Open Doors, a seasonal homeless shelter, has proposed offering its services year-round as part of a three-piece expansion plan at a cost of about $143,000 annually, the organization announced Tuesday.
The shelter migrates between roughly 20 places of worship in the city and county for 22 weeks in the winter.
Under the proposal, it would remain open beginning this April through continued work with local congregations and two paid, trained staff members on duty, according to a press release.
The other two parts of the expansion plan include a salaried position for a full time director of client services and an overflow shelter.
In the winter of 2018-19, Open Doors had an average of 44 guests a night, of which 83% were Valley natives, according to the organization's statistics.
More than 180 individual people used Open Doors during that time, and 94% used the shelter for less than one month, according to the data.
The organization submitted the request to the the city of Harrisonburg, according to the release. The executive director, Rachel Hundley, could not be reached for comment Tuesday.
According to city code, charitable organizations or other groups can request money from the city.
Open Doors, along with 38 other organizations, requested funding by the Jan. 30 deadline, according to Michael Parks, Harrisonburg's communications director.
In total, these 39 requests seek more than $1 million, he said, adding that last year, the city gave out $400,000 to organizations.
“We are familiar with the proposal, but we haven’t formally started discussing it,” Parks said of Open Doors’ plan.
The city will be using a new review process for the applications this year, he said.
A review committee will evaluate the proposals based on criteria such as benefit to city residents, measurable and attainable objectives, and funding from the organizations themselves, according to city documents.
Parks said the city would begin meetings about the 39 requests soon.
One homeless man who goes to Open Doors said he preferred the idea of the rotating locations to a fixed structure shelter. He declined to give his name.
He was also curious about how Open Doors would find churches interested in being part of the rotation for another 30 weeks throughout the year in addition to the 22 in the winter.
“The churches are really doing so much now,” he said.

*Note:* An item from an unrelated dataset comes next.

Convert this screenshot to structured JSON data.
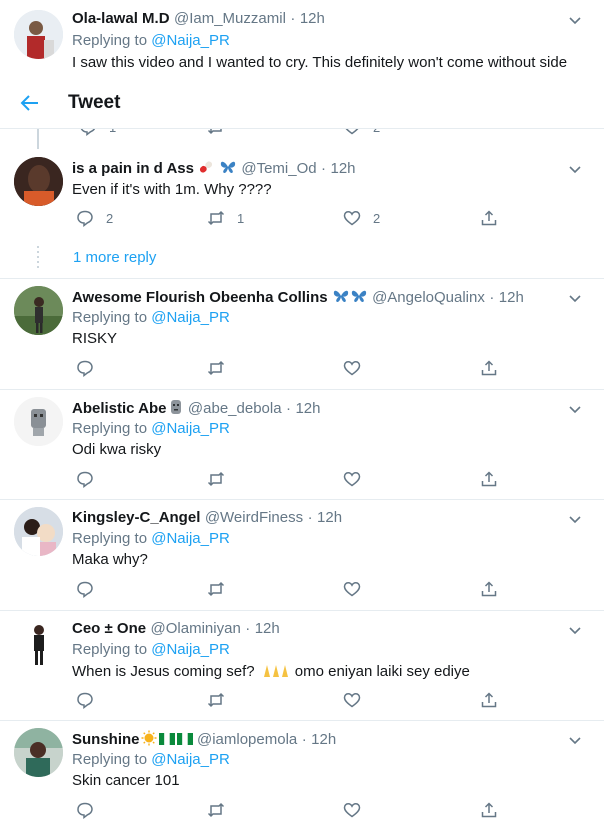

Leslie Wayne McClung, who first started using Open Doors in January after leaving Luray, where he lived with his daughter, said he has trouble obtaining housing due to limited income.
McClung said he gets $16 in food stamps and $781 disability check due to his psychiatric and physical disabilities each month and cannot afford to find a place to live in the area.
He was optimistic about the impact having Open Doors operate for the entire year would have on the homeless population.
“If they do what they say they’re going to do, it would help a lot of people out very much -- extremely much,” he said. “Half these people wouldn’t be homeless anymore. I guarantee you that.”
“Some of these people even got jobs and still can’t make it,” McClung said.
Another homeless man, James Shifflett, who has been using Open Doors on and off since 2015, said he was doubtful the expansion would come to fruition since he has heard talk about it with no movement in the past.